Saturday evening you will find Beach 134th Street near the ocean filled with family, friends and soldiers for our Special Athletics fundraiser. This annual event raises money for a very special group of athletes that are much loved here in Rockaway, and the soldiers are our honored guests at a traditional summer event. Children and soldiers and volunteers and Special Athletes all laugh and dance and have fun well into the night. Sunday morning dawns bright and early, a bit brighter perhaps than a few would like – the few that experience the Rockaway nightlife. However early it seems, the Mass at the Breezy Point 9/11 memorial is not to be missed.
The memorial is simple but powerful. It consists of a replica of the steel cross that was recovered at the World Trade Center site, and of separate glass panels etched with personal poems and the names of all the Breezy Point residents who died on 9/11.
Almost every soldier you talk to will tell you that they signed up to serve because of what happened in New York on 9/11, so it’s appropriate that we gather at a place that commemorates it so beautifully.
The Mass is celebrated by Father Peter Rayder, associate pastor at Holy Name Parish in Park Slope, Brooklyn. Father Peter was raised in a large family here in Rockaway, and was always active in community events. He reminds us that “sure we all feel better when we do something for someone else, but these soldiers are letting us off easy. We can’t do enough for them, after all they have sacrificed for us. They have gone off to a country where people need compassion and healing, and during that time, have sacrificed much.” He went on to tell the crowd, “We gather this weekend, and we thank them, but it’s not enough. We need to remember them. We need to live our lives and make a difference because of them.
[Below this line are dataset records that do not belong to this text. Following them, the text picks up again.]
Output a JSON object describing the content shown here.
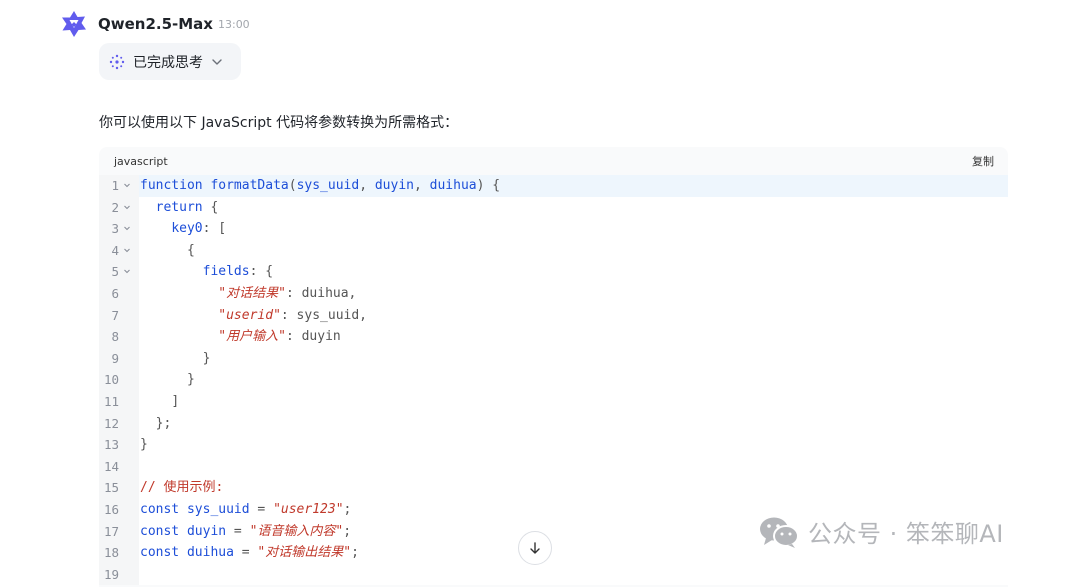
{
  "header": {
    "model_name": "Qwen2.5-Max",
    "time": "13:00"
  },
  "thinking": {
    "label": "已完成思考"
  },
  "message": {
    "intro": "你可以使用以下 JavaScript 代码将参数转换为所需格式："
  },
  "code_block": {
    "language": "javascript",
    "copy_label": "复制",
    "lines": [
      {
        "n": "1",
        "fold": true,
        "tokens": [
          [
            "kw",
            "function "
          ],
          [
            "ident",
            "formatData"
          ],
          [
            "punc",
            "("
          ],
          [
            "ident",
            "sys_uuid"
          ],
          [
            "punc",
            ", "
          ],
          [
            "ident",
            "duyin"
          ],
          [
            "punc",
            ", "
          ],
          [
            "ident",
            "duihua"
          ],
          [
            "punc",
            ") {"
          ]
        ]
      },
      {
        "n": "2",
        "fold": true,
        "tokens": [
          [
            "txt",
            "  "
          ],
          [
            "kw",
            "return"
          ],
          [
            "punc",
            " {"
          ]
        ]
      },
      {
        "n": "3",
        "fold": true,
        "tokens": [
          [
            "txt",
            "    "
          ],
          [
            "ident",
            "key0"
          ],
          [
            "punc",
            ": ["
          ]
        ]
      },
      {
        "n": "4",
        "fold": true,
        "tokens": [
          [
            "txt",
            "      "
          ],
          [
            "punc",
            "{"
          ]
        ]
      },
      {
        "n": "5",
        "fold": true,
        "tokens": [
          [
            "txt",
            "        "
          ],
          [
            "ident",
            "fields"
          ],
          [
            "punc",
            ": {"
          ]
        ]
      },
      {
        "n": "6",
        "fold": false,
        "tokens": [
          [
            "txt",
            "          "
          ],
          [
            "str",
            "\"对话结果\""
          ],
          [
            "punc",
            ": duihua,"
          ]
        ]
      },
      {
        "n": "7",
        "fold": false,
        "tokens": [
          [
            "txt",
            "          "
          ],
          [
            "str",
            "\"userid\""
          ],
          [
            "punc",
            ": sys_uuid,"
          ]
        ]
      },
      {
        "n": "8",
        "fold": false,
        "tokens": [
          [
            "txt",
            "          "
          ],
          [
            "str",
            "\"用户输入\""
          ],
          [
            "punc",
            ": duyin"
          ]
        ]
      },
      {
        "n": "9",
        "fold": false,
        "tokens": [
          [
            "txt",
            "        "
          ],
          [
            "punc",
            "}"
          ]
        ]
      },
      {
        "n": "10",
        "fold": false,
        "tokens": [
          [
            "txt",
            "      "
          ],
          [
            "punc",
            "}"
          ]
        ]
      },
      {
        "n": "11",
        "fold": false,
        "tokens": [
          [
            "txt",
            "    "
          ],
          [
            "punc",
            "]"
          ]
        ]
      },
      {
        "n": "12",
        "fold": false,
        "tokens": [
          [
            "txt",
            "  "
          ],
          [
            "punc",
            "};"
          ]
        ]
      },
      {
        "n": "13",
        "fold": false,
        "tokens": [
          [
            "punc",
            "}"
          ]
        ]
      },
      {
        "n": "14",
        "fold": false,
        "tokens": []
      },
      {
        "n": "15",
        "fold": false,
        "tokens": [
          [
            "cmt",
            "// 使用示例:"
          ]
        ]
      },
      {
        "n": "16",
        "fold": false,
        "tokens": [
          [
            "kw",
            "const "
          ],
          [
            "ident",
            "sys_uuid"
          ],
          [
            "punc",
            " = "
          ],
          [
            "str",
            "\"user123\""
          ],
          [
            "punc",
            ";"
          ]
        ]
      },
      {
        "n": "17",
        "fold": false,
        "tokens": [
          [
            "kw",
            "const "
          ],
          [
            "ident",
            "duyin"
          ],
          [
            "punc",
            " = "
          ],
          [
            "str",
            "\"语音输入内容\""
          ],
          [
            "punc",
            ";"
          ]
        ]
      },
      {
        "n": "18",
        "fold": false,
        "tokens": [
          [
            "kw",
            "const "
          ],
          [
            "ident",
            "duihua"
          ],
          [
            "punc",
            " = "
          ],
          [
            "str",
            "\"对话输出结果\""
          ],
          [
            "punc",
            ";"
          ]
        ]
      },
      {
        "n": "19",
        "fold": false,
        "tokens": []
      }
    ]
  },
  "watermark": {
    "text": "公众号 · 笨笨聊AI"
  },
  "icons": {
    "logo": "qwen-logo-icon",
    "thinking": "sparkle-icon",
    "expand": "chevron-down-icon",
    "scroll": "arrow-down-icon",
    "wechat": "wechat-icon"
  },
  "colors": {
    "accent": "#615ced",
    "keyword": "#1d4ed8",
    "string": "#c0392b",
    "active_line": "#eef6fd"
  }
}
We need to pray for them and if we can’t do that, we should go home and take down our flags.”
Noah Galloway, with his Alabama twang, summed it up best when he said, “The doctors and therapists can give us all the physical healing in the world, but when we come here to Rockaway, well I tell you, it’s just therapy for the soul. This is what heals our souls.”
The soldiers thank us; we thank the soldiers, over and over. Sunday evening finds everyone with that slightly drained feeling you get after a good cry, and the goodbyes are never easy. Rockaway finishes another year of trying to give back, just a little, to those that go and do for our country and for freedom and for all the good things we are taught to be grateful for. Wounded Warriors, we remember you and thank you. The healing begins, and that is therapy for all of our souls. ♦